- AIM OF THE EXERCISE -
Please return all lines of the data below containing the string "value".

Page and application data records
______________________________
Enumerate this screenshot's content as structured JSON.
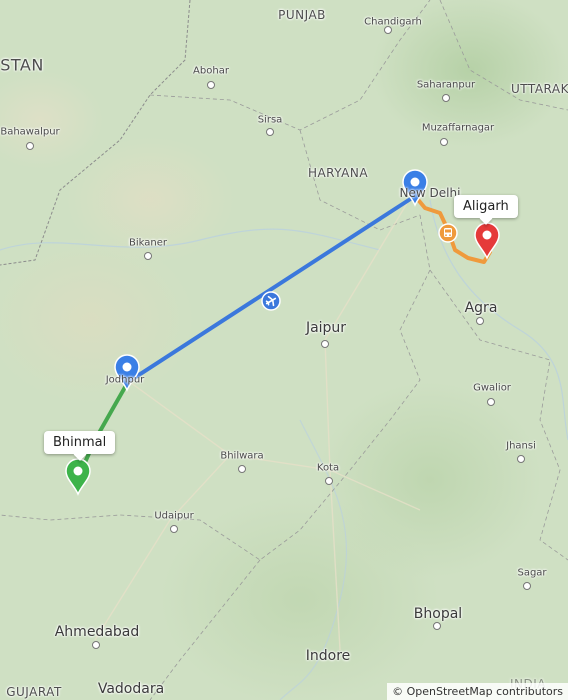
{
  "map": {
    "regions": [
      {
        "text": "STAN"
      },
      {
        "text": "PUNJAB"
      },
      {
        "text": "HARYANA"
      },
      {
        "text": "UTTARAK"
      },
      {
        "text": "GUJARAT"
      },
      {
        "text": "INDIA"
      }
    ],
    "cities": [
      {
        "text": "Chandigarh"
      },
      {
        "text": "Abohar"
      },
      {
        "text": "Saharanpur"
      },
      {
        "text": "Bahawalpur"
      },
      {
        "text": "Sirsa"
      },
      {
        "text": "Muzaffarnagar"
      },
      {
        "text": "New Delhi"
      },
      {
        "text": "Bikaner"
      },
      {
        "text": "Agra"
      },
      {
        "text": "Jaipur"
      },
      {
        "text": "Jodhpur"
      },
      {
        "text": "Gwalior"
      },
      {
        "text": "Jhansi"
      },
      {
        "text": "Bhilwara"
      },
      {
        "text": "Kota"
      },
      {
        "text": "Udaipur"
      },
      {
        "text": "Sagar"
      },
      {
        "text": "Ahmedabad"
      },
      {
        "text": "Bhopal"
      },
      {
        "text": "Indore"
      },
      {
        "text": "Vadodara"
      }
    ],
    "markers": {
      "origin": {
        "label": "Bhinmal",
        "color": "#3db34a",
        "icon": "map-pin-icon"
      },
      "waypoint1": {
        "label": "Jodhpur",
        "color": "#3a7fe6",
        "icon": "map-pin-icon"
      },
      "waypoint2": {
        "label": "New Delhi",
        "color": "#3a7fe6",
        "icon": "map-pin-icon"
      },
      "destination": {
        "label": "Aligarh",
        "color": "#e53a3a",
        "icon": "map-pin-icon"
      }
    },
    "route_legs": [
      {
        "mode": "drive",
        "from": "Bhinmal",
        "to": "Jodhpur",
        "color": "#46a84e"
      },
      {
        "mode": "flight",
        "from": "Jodhpur",
        "to": "New Delhi",
        "color": "#3b78dc",
        "icon": "airplane-icon"
      },
      {
        "mode": "bus",
        "from": "New Delhi",
        "to": "Aligarh",
        "color": "#ef9a3c",
        "icon": "bus-icon"
      }
    ],
    "attribution": "© OpenStreetMap contributors"
  }
}
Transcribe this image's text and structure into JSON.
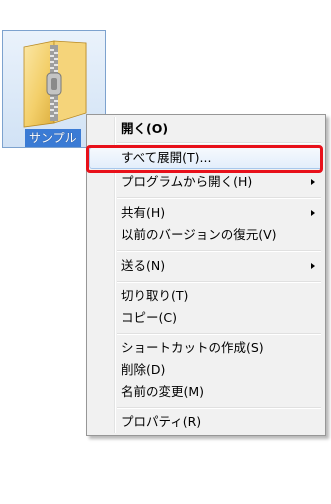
{
  "desktop_file": {
    "label": "サンプル",
    "icon": "zip-folder-icon"
  },
  "context_menu": {
    "items": [
      {
        "label": "開く(O)",
        "bold": true
      },
      {
        "label": "すべて展開(T)...",
        "highlighted": true
      },
      {
        "label": "プログラムから開く(H)",
        "submenu": true
      },
      {
        "label": "共有(H)",
        "submenu": true
      },
      {
        "label": "以前のバージョンの復元(V)"
      },
      {
        "label": "送る(N)",
        "submenu": true
      },
      {
        "label": "切り取り(T)"
      },
      {
        "label": "コピー(C)"
      },
      {
        "label": "ショートカットの作成(S)"
      },
      {
        "label": "削除(D)"
      },
      {
        "label": "名前の変更(M)"
      },
      {
        "label": "プロパティ(R)"
      }
    ]
  },
  "annotation": {
    "color": "#e8101a"
  }
}
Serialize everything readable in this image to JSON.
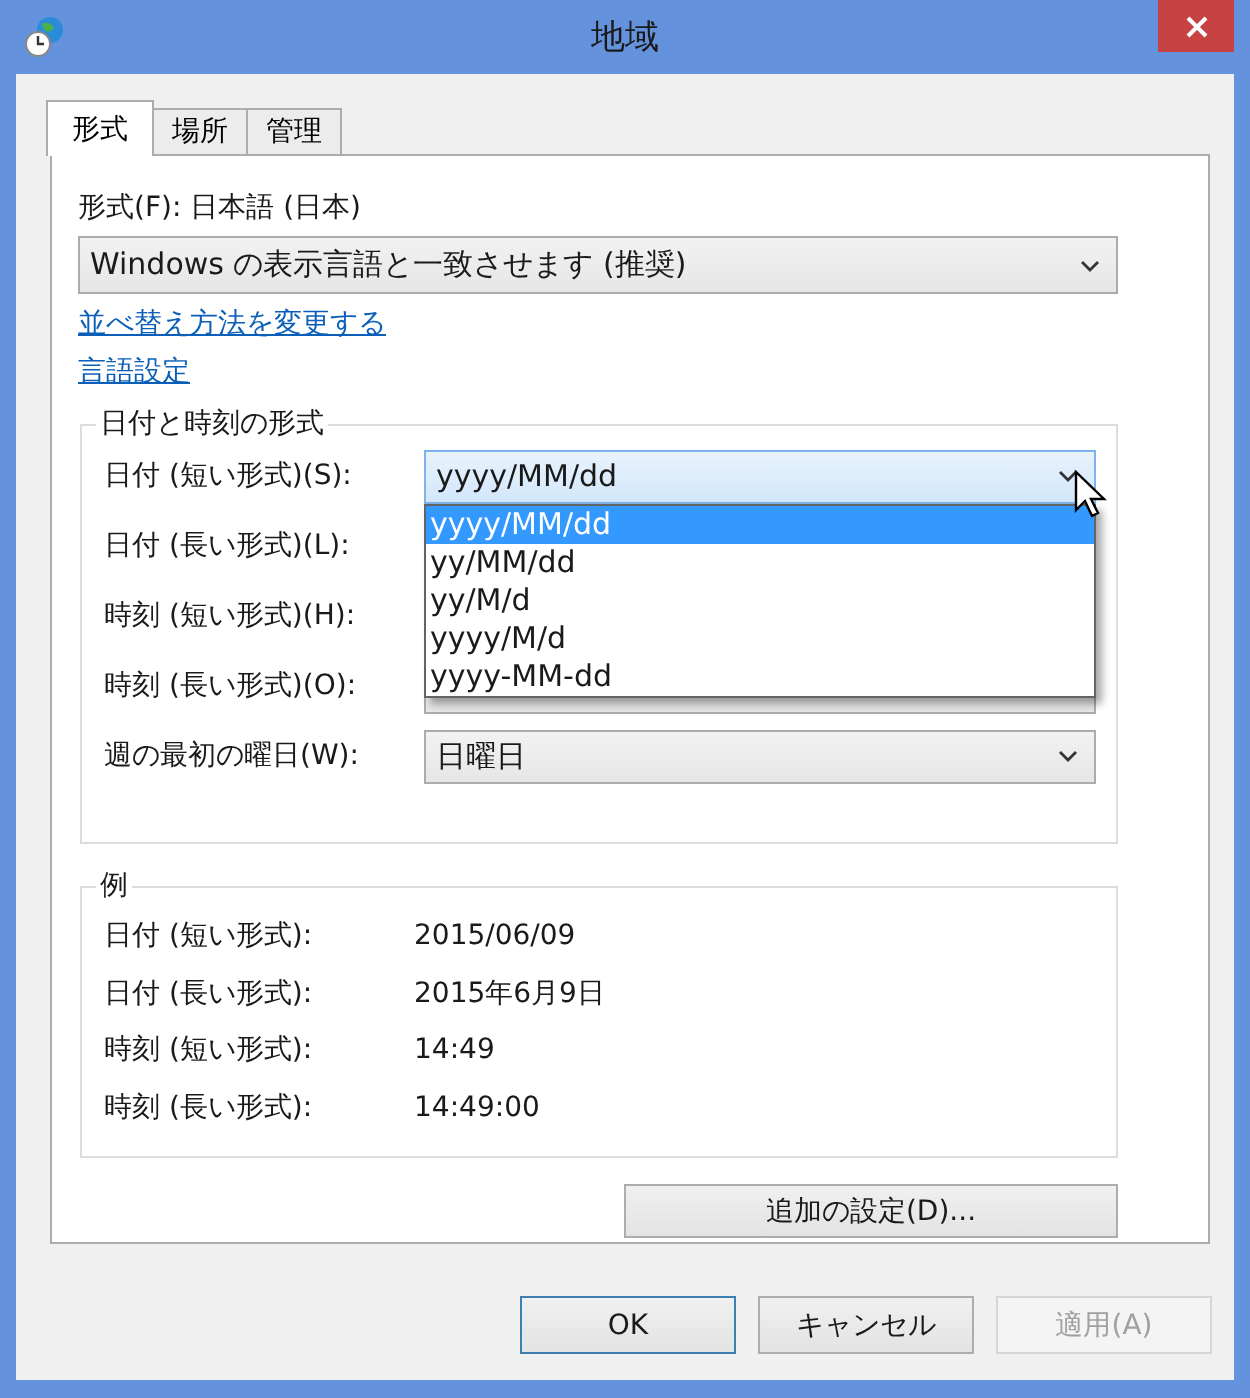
{
  "window": {
    "title": "地域"
  },
  "tabs": [
    {
      "label": "形式",
      "selected": true
    },
    {
      "label": "場所",
      "selected": false
    },
    {
      "label": "管理",
      "selected": false
    }
  ],
  "format": {
    "label": "形式(F): 日本語 (日本)",
    "value": "Windows の表示言語と一致させます (推奨)"
  },
  "links": [
    "並べ替え方法を変更する",
    "言語設定"
  ],
  "date_time_formats": {
    "title": "日付と時刻の形式",
    "rows": [
      {
        "label": "日付 (短い形式)(S):",
        "value": "yyyy/MM/dd",
        "expanded": true,
        "options": [
          {
            "label": "yyyy/MM/dd",
            "selected": true
          },
          {
            "label": "yy/MM/dd",
            "selected": false
          },
          {
            "label": "yy/M/d",
            "selected": false
          },
          {
            "label": "yyyy/M/d",
            "selected": false
          },
          {
            "label": "yyyy-MM-dd",
            "selected": false
          }
        ]
      },
      {
        "label": "日付 (長い形式)(L):"
      },
      {
        "label": "時刻 (短い形式)(H):"
      },
      {
        "label": "時刻 (長い形式)(O):",
        "expanded": false
      },
      {
        "label": "週の最初の曜日(W):",
        "value": "日曜日",
        "expanded": false
      }
    ]
  },
  "examples": {
    "title": "例",
    "rows": [
      {
        "label": "日付 (短い形式):",
        "value": "2015/06/09"
      },
      {
        "label": "日付 (長い形式):",
        "value": "2015年6月9日"
      },
      {
        "label": "時刻 (短い形式):",
        "value": "14:49"
      },
      {
        "label": "時刻 (長い形式):",
        "value": "14:49:00"
      }
    ]
  },
  "additional_button": "追加の設定(D)...",
  "buttons": [
    {
      "label": "OK",
      "disabled": false,
      "default": true
    },
    {
      "label": "キャンセル",
      "disabled": false,
      "default": false
    },
    {
      "label": "適用(A)",
      "disabled": true,
      "default": false
    }
  ]
}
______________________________
- TASK RESULT -
    "value": "Windows の表示言語と一致させます (推奨)"
        "value": "yyyy/MM/dd",
        "value": "日曜日",
        "value": "2015/06/09"
        "value": "2015年6月9日"
        "value": "14:49"
        "value": "14:49:00"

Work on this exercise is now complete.